====== Entries supplied ======

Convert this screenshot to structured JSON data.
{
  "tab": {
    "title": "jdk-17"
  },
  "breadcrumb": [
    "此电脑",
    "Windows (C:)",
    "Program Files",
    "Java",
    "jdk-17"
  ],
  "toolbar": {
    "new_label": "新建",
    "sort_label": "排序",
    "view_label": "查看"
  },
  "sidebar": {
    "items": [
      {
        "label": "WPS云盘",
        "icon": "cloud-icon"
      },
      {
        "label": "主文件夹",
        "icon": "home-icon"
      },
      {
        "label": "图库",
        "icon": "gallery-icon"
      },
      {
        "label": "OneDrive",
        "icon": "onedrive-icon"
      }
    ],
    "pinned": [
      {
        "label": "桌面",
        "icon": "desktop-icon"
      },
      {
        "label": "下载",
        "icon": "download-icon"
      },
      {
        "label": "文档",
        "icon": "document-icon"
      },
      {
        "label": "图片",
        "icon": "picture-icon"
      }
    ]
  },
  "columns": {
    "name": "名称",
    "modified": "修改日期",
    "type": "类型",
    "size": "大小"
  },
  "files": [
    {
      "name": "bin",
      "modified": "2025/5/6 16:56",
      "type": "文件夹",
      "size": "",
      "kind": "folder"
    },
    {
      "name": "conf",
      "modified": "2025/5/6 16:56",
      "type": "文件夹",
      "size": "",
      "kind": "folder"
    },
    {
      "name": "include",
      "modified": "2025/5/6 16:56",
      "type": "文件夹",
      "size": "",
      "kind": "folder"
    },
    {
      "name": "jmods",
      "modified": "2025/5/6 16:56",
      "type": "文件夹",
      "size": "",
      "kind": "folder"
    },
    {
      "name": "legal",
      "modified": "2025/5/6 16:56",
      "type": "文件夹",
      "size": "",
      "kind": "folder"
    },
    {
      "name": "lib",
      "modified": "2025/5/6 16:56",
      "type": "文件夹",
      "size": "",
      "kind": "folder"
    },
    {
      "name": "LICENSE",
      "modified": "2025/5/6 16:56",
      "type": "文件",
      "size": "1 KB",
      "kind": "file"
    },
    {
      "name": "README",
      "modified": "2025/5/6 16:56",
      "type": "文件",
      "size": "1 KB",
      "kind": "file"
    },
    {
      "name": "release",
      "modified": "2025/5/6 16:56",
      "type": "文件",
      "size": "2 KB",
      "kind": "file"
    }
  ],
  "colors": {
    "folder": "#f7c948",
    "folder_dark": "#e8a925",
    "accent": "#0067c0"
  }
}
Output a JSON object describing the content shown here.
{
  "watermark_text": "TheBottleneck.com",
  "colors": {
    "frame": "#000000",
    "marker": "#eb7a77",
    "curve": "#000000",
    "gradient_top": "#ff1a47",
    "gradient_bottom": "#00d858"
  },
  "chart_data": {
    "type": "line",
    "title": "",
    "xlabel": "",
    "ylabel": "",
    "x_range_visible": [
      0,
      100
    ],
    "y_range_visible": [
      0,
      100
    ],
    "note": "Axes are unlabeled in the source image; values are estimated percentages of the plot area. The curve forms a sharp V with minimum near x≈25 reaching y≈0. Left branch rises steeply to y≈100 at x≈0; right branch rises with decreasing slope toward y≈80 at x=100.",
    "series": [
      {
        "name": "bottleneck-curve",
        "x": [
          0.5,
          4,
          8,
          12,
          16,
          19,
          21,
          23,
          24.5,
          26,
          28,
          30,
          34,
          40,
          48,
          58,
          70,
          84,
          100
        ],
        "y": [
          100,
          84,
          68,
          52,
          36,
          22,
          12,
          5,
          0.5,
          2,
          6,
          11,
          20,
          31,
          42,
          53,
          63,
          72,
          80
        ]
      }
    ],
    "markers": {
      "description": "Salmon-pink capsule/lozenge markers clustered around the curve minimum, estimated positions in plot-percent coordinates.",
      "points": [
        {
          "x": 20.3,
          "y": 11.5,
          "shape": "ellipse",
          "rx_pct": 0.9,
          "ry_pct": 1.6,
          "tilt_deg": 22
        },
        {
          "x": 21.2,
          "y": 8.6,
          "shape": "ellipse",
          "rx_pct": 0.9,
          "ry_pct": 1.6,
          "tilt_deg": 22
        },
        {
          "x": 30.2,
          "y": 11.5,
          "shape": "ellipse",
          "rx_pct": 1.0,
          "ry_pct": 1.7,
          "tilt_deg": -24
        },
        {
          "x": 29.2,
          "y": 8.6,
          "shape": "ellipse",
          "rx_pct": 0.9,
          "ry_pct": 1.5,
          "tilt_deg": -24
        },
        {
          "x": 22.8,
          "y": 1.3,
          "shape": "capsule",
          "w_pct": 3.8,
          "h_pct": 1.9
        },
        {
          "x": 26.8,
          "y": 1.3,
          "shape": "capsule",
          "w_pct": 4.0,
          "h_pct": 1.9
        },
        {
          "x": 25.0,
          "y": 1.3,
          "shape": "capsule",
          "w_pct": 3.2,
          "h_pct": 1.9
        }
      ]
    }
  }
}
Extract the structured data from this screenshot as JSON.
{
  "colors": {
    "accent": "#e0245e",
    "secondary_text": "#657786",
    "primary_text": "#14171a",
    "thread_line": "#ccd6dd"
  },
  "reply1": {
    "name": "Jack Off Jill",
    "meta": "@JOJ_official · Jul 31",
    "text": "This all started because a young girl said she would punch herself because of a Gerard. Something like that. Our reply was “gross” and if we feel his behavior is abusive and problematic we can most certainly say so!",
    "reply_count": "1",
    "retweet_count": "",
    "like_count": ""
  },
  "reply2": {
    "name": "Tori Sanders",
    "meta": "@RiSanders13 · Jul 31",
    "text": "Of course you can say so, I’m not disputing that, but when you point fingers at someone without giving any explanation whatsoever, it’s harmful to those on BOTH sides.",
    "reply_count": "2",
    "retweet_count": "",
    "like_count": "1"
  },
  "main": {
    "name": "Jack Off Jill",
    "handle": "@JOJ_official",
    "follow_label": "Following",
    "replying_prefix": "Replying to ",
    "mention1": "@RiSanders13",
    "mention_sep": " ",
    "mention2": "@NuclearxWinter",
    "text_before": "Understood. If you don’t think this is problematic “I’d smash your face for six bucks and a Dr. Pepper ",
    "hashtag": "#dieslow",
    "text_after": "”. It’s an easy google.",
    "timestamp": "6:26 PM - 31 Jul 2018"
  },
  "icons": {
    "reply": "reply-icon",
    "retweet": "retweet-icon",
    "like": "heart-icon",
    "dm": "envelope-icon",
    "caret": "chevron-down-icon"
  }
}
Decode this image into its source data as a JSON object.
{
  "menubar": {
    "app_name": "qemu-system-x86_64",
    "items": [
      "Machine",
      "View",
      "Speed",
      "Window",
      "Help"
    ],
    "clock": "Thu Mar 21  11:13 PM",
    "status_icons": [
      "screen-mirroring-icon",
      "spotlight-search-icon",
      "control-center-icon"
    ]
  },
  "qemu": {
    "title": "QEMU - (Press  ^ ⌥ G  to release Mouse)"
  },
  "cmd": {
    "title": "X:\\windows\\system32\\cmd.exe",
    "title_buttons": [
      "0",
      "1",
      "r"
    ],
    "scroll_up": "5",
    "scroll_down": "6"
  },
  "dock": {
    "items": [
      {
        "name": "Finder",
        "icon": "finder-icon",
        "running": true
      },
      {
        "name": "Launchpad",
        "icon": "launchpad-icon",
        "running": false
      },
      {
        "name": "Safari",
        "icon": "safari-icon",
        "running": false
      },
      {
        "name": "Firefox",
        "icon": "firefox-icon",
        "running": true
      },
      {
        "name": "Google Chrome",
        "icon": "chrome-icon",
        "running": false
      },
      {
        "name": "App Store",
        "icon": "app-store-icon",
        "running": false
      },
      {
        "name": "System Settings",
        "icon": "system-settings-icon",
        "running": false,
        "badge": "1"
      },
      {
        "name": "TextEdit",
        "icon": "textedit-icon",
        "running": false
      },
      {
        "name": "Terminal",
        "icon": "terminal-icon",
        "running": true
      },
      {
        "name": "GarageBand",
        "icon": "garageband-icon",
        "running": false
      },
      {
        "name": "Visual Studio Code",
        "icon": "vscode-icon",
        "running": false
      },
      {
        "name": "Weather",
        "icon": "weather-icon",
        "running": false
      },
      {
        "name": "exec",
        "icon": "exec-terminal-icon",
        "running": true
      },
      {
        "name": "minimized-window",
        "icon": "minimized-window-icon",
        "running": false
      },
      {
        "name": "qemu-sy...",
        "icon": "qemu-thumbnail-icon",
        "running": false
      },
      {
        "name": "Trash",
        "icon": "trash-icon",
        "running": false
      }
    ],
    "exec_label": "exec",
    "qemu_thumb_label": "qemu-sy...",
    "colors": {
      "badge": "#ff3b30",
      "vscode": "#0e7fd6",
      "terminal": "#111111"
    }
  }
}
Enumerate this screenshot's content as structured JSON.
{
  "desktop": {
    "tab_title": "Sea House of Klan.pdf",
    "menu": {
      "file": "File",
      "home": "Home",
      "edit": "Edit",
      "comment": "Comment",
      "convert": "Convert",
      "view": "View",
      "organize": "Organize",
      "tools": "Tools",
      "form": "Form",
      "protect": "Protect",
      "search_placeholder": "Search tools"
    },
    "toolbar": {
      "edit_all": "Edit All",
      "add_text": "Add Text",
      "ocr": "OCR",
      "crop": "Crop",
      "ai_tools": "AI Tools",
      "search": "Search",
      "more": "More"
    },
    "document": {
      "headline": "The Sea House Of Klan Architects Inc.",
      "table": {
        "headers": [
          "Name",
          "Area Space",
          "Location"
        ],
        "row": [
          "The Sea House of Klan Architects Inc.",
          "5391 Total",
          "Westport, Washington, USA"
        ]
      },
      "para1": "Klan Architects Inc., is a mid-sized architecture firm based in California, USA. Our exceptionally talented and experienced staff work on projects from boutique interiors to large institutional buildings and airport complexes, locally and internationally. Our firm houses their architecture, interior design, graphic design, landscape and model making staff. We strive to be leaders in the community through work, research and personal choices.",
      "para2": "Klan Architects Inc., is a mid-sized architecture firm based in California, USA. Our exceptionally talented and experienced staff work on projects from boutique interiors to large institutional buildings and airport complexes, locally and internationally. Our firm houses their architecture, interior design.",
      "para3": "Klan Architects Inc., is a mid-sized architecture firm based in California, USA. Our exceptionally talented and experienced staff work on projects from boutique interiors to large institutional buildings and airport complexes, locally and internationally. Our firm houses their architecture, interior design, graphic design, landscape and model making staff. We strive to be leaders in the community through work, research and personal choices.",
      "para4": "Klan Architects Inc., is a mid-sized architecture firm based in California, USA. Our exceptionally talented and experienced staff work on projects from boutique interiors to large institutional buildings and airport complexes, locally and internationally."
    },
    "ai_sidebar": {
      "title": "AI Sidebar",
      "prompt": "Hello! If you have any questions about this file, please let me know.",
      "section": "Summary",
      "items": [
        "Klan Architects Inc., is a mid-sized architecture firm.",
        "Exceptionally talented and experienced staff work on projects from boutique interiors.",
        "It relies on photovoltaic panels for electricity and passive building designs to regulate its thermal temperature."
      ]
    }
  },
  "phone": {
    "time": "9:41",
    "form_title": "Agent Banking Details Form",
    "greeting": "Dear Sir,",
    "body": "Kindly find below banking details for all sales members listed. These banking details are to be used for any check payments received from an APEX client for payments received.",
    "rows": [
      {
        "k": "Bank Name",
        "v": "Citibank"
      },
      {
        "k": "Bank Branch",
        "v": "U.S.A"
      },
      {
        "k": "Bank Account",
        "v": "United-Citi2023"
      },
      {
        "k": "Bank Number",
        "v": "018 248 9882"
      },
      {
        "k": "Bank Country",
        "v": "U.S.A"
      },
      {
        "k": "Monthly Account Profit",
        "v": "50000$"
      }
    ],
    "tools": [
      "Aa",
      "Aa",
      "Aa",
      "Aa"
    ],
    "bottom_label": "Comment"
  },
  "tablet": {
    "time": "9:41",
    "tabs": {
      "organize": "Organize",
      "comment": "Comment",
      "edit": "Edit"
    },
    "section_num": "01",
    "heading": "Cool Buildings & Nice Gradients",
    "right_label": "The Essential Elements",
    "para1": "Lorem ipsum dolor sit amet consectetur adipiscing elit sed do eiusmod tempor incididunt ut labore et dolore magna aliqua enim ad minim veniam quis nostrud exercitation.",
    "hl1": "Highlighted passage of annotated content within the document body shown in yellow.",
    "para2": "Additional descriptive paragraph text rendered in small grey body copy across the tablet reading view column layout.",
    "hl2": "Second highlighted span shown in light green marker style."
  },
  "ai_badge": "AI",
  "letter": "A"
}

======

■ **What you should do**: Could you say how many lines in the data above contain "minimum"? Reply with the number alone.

■ **Task result**: 2